Earlier this year, the Mississippi Supreme Court ruled in favor of the Imperial Palace Casino in a suit alleging that the casino was negligent for failing to maintain safe premises.
In the case, Jones v. Imperial Palace of Mississippi, the plaintiff tripped and fell in the parking lot of the casino. The plaintiff was walking in the small space that was between the garage wall and the front of the parking spaces when he tripped on a parking bumper that he alleged was misaligned and protruded into the pathway.
At Trial and on Appeal to the Intermediate Court
At trial, the court started off by noting that the plaintiff was an “invitee” on the premises and thus was owed a certain duty of care. Specifically, the casino was required to “to keep the premises reasonably safe and when not reasonably safe to warn only where there is hidden danger or peril that is not in plain and open view.”
However, the lower court judge dismissed the case, explaining that there was no evidence that the casino caused the bumper to be misaligned, nor that the casino even knew that it was misaligned. The plaintiff appealed to the intermediate court.
The intermediate court reversed the trial court’s judgment, finding that there was a valid question as to whether the casino “possessed actual as well as constructive knowledge of the dangerous condition, and whether it had failed to conduct reasonable inspections.”
On Appeal to the Highest Court
In front of the state supreme court, the case was again reversed, this time in favor of the defendants. The Supreme Court of Mississippi found that, while the plaintiff was an invitee, he did not produce any evidence that, even if the casino did conduct an investigation into the safety of the garage, such an investigation would have uncovered the misaligned bumper.

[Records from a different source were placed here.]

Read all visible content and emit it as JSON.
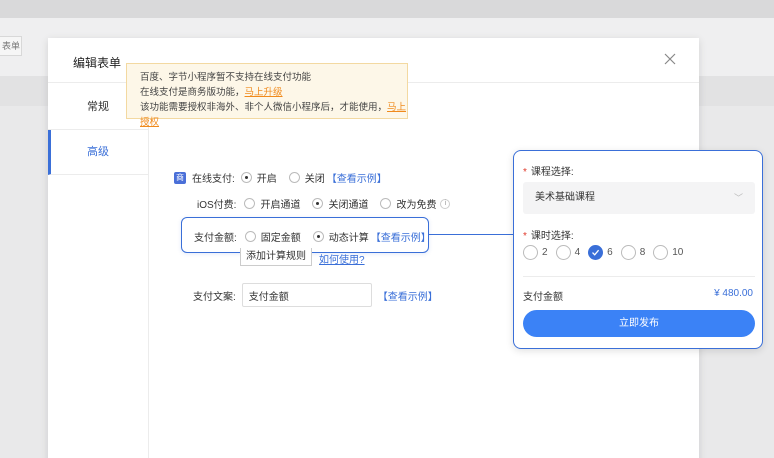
{
  "background": {
    "button_label": "表单"
  },
  "modal": {
    "title": "编辑表单",
    "tabs": [
      {
        "label": "常规"
      },
      {
        "label": "高级"
      }
    ]
  },
  "notice": {
    "line1": "百度、字节小程序暂不支持在线支付功能",
    "line2_text": "在线支付是商务版功能，",
    "line2_link": "马上升级",
    "line3_text": "该功能需要授权非海外、非个人微信小程序后，才能使用，",
    "line3_link": "马上授权"
  },
  "online_pay": {
    "badge": "商",
    "label": "在线支付:",
    "options": [
      "开启",
      "关闭"
    ],
    "selected": "开启",
    "example_link": "【查看示例】"
  },
  "ios_pay": {
    "label": "iOS付费:",
    "options": [
      "开启通道",
      "关闭通道",
      "改为免费"
    ],
    "selected": "关闭通道",
    "info": "i"
  },
  "pay_amount": {
    "label": "支付金额:",
    "options": [
      "固定金额",
      "动态计算"
    ],
    "selected": "动态计算",
    "example_link": "【查看示例】"
  },
  "rules": {
    "add_button": "添加计算规则",
    "how_link": "如何使用?"
  },
  "pay_text": {
    "label": "支付文案:",
    "value": "支付金额",
    "example_link": "【查看示例】"
  },
  "preview_card": {
    "course_label": "课程选择:",
    "course_value": "美术基础课程",
    "hours_label": "课时选择:",
    "hours": [
      "2",
      "4",
      "6",
      "8",
      "10"
    ],
    "hours_selected": "6",
    "amount_label": "支付金额",
    "amount_value": "¥ 480.00",
    "publish_button": "立即发布",
    "required_mark": "*"
  },
  "colors": {
    "accent": "#3a6fd8",
    "publish": "#3b82f6",
    "warning_link": "#f08a1c",
    "notice_bg": "#fdf7e8"
  }
}
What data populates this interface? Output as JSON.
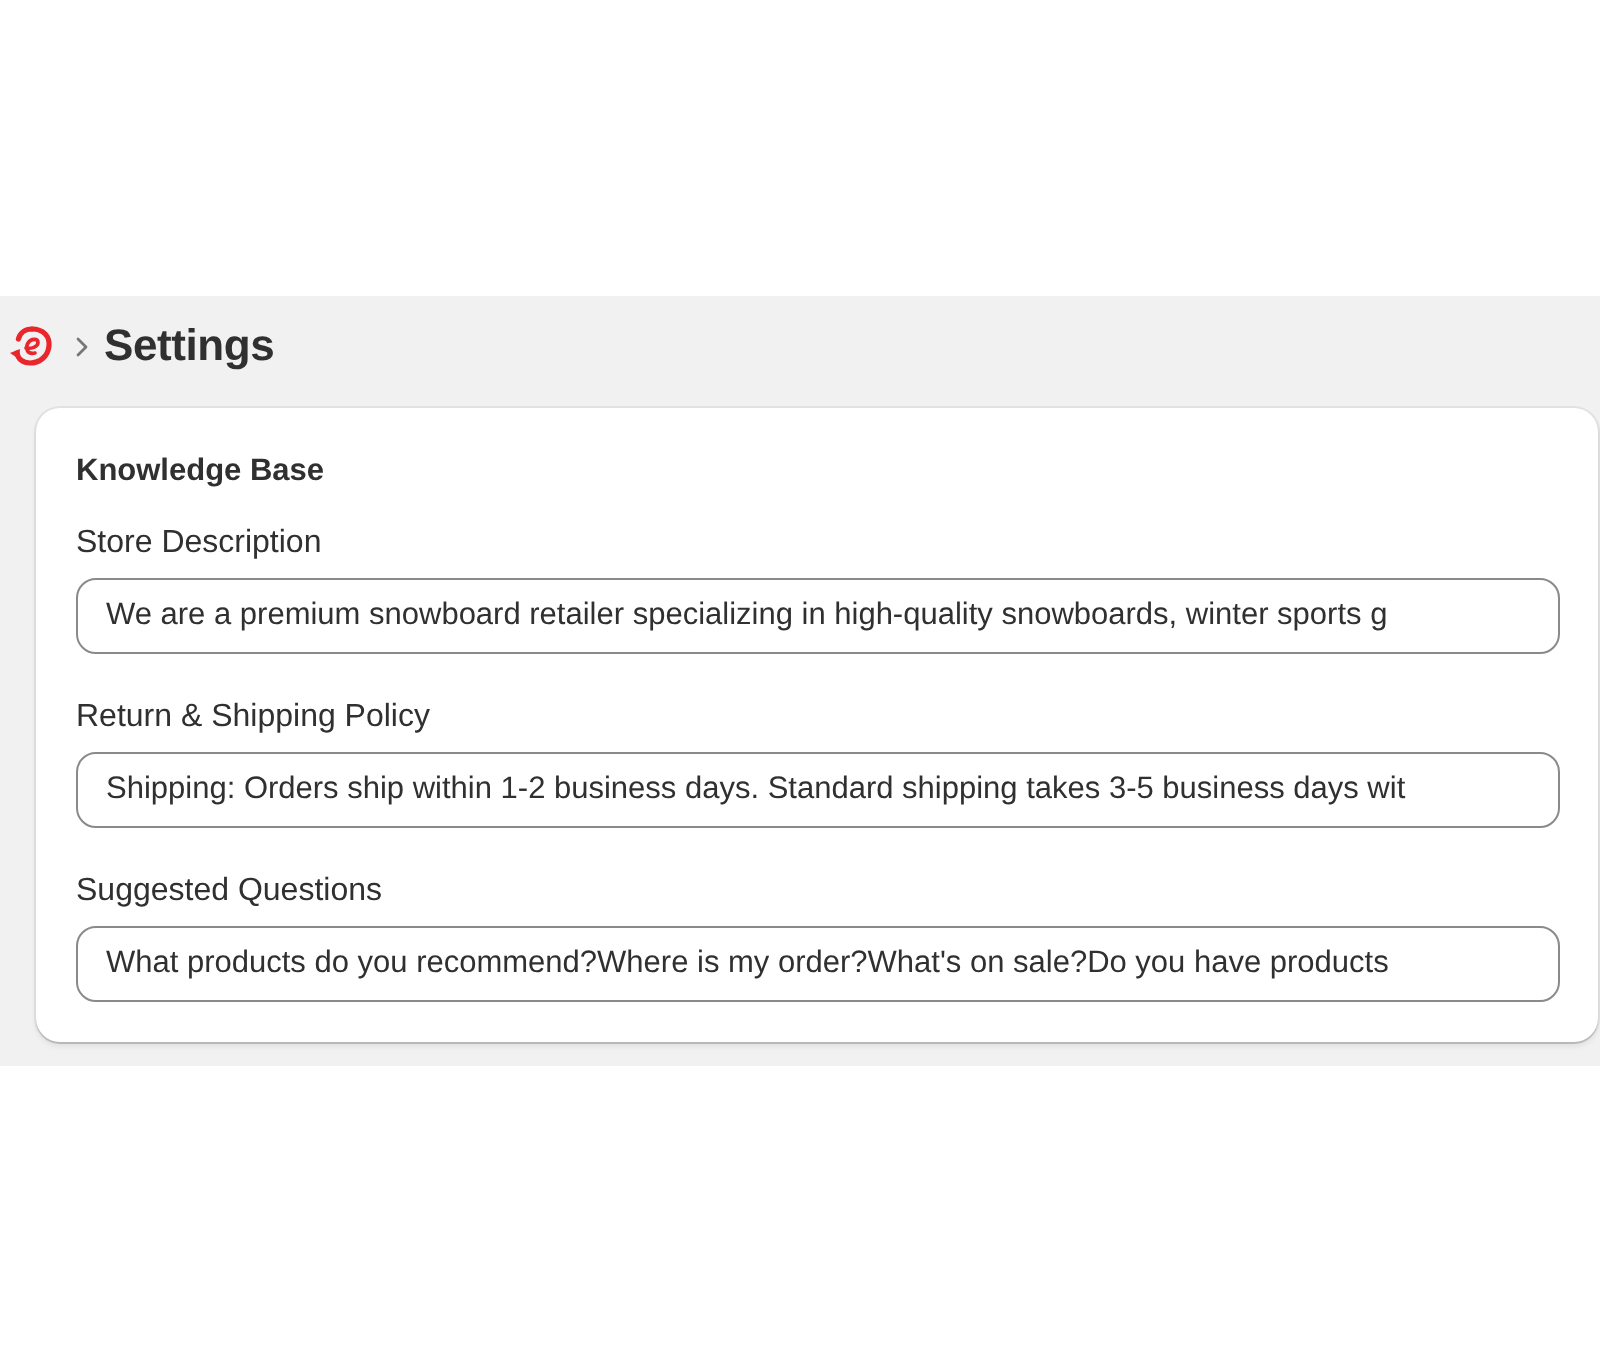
{
  "header": {
    "title": "Settings"
  },
  "card": {
    "title": "Knowledge Base",
    "fields": [
      {
        "label": "Store Description",
        "value": "We are a premium snowboard retailer specializing in high-quality snowboards, winter sports g"
      },
      {
        "label": "Return & Shipping Policy",
        "value": "Shipping: Orders ship within 1-2 business days. Standard shipping takes 3-5 business days wit"
      },
      {
        "label": "Suggested Questions",
        "value": "What products do you recommend?Where is my order?What's on sale?Do you have products"
      }
    ]
  }
}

The Court was focused on one fact in particular: that the plaintiff did not submit any evidence indicating how long the bumper had been misaligned. In other words, how could a jury assess the reasonableness of the casino’s conduct if there was no evidence as to how long the parking bumper had been misaligned?
Have You Been Injured in a Tennessee Slip-and-Fall Accident?

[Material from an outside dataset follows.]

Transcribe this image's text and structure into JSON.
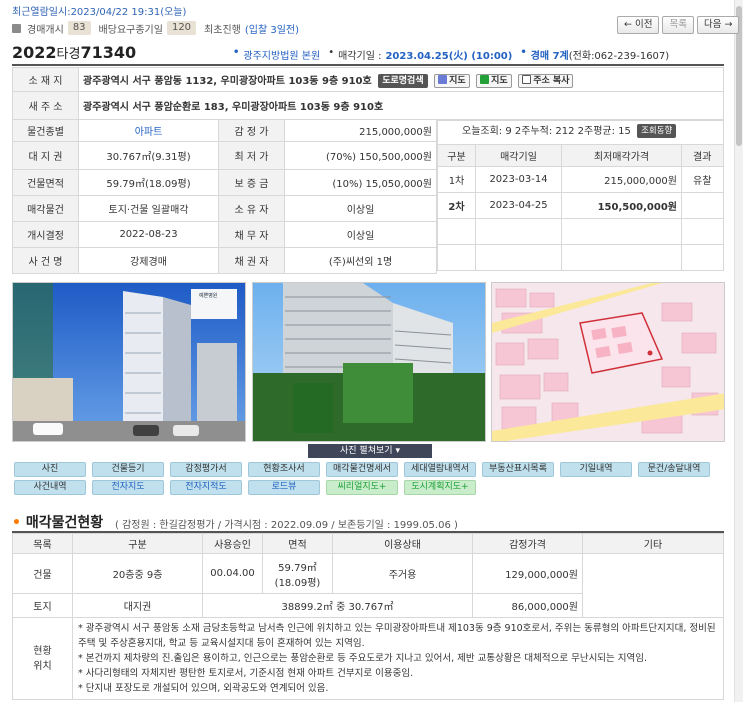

The above case took place in Mississippi, but Tennessee has premises liability laws that are similar to those in Mississippi. Thus, if you have been injured in a slip-and-fall accident in Tennessee, you may be entitled to monetary damages, depending on the facts of the case. As you can see, however, business owners often employ skilled legal counsel to defend them from these kinds of suits, in hopes of avoiding having to pay out large sums of money. Therefore, it is advised that you contact counsel of your own before attempting to bring a case. Call 615-200-1111 to schedule a free consultation with a dedicated Tennessee personal injury attorney today to discuss your case.
See Related Blog Posts:
Possible DUI Accident Claims One Man’s Life in Cheatham County, Nashville Injury Lawyer’s Blog, published August 18, 2014.
New Analytical Tool Helps Law Enforcement Predict Where Accidents Will Occur, Nashville Injury Lawyer’s Blog, published September 18, 2014.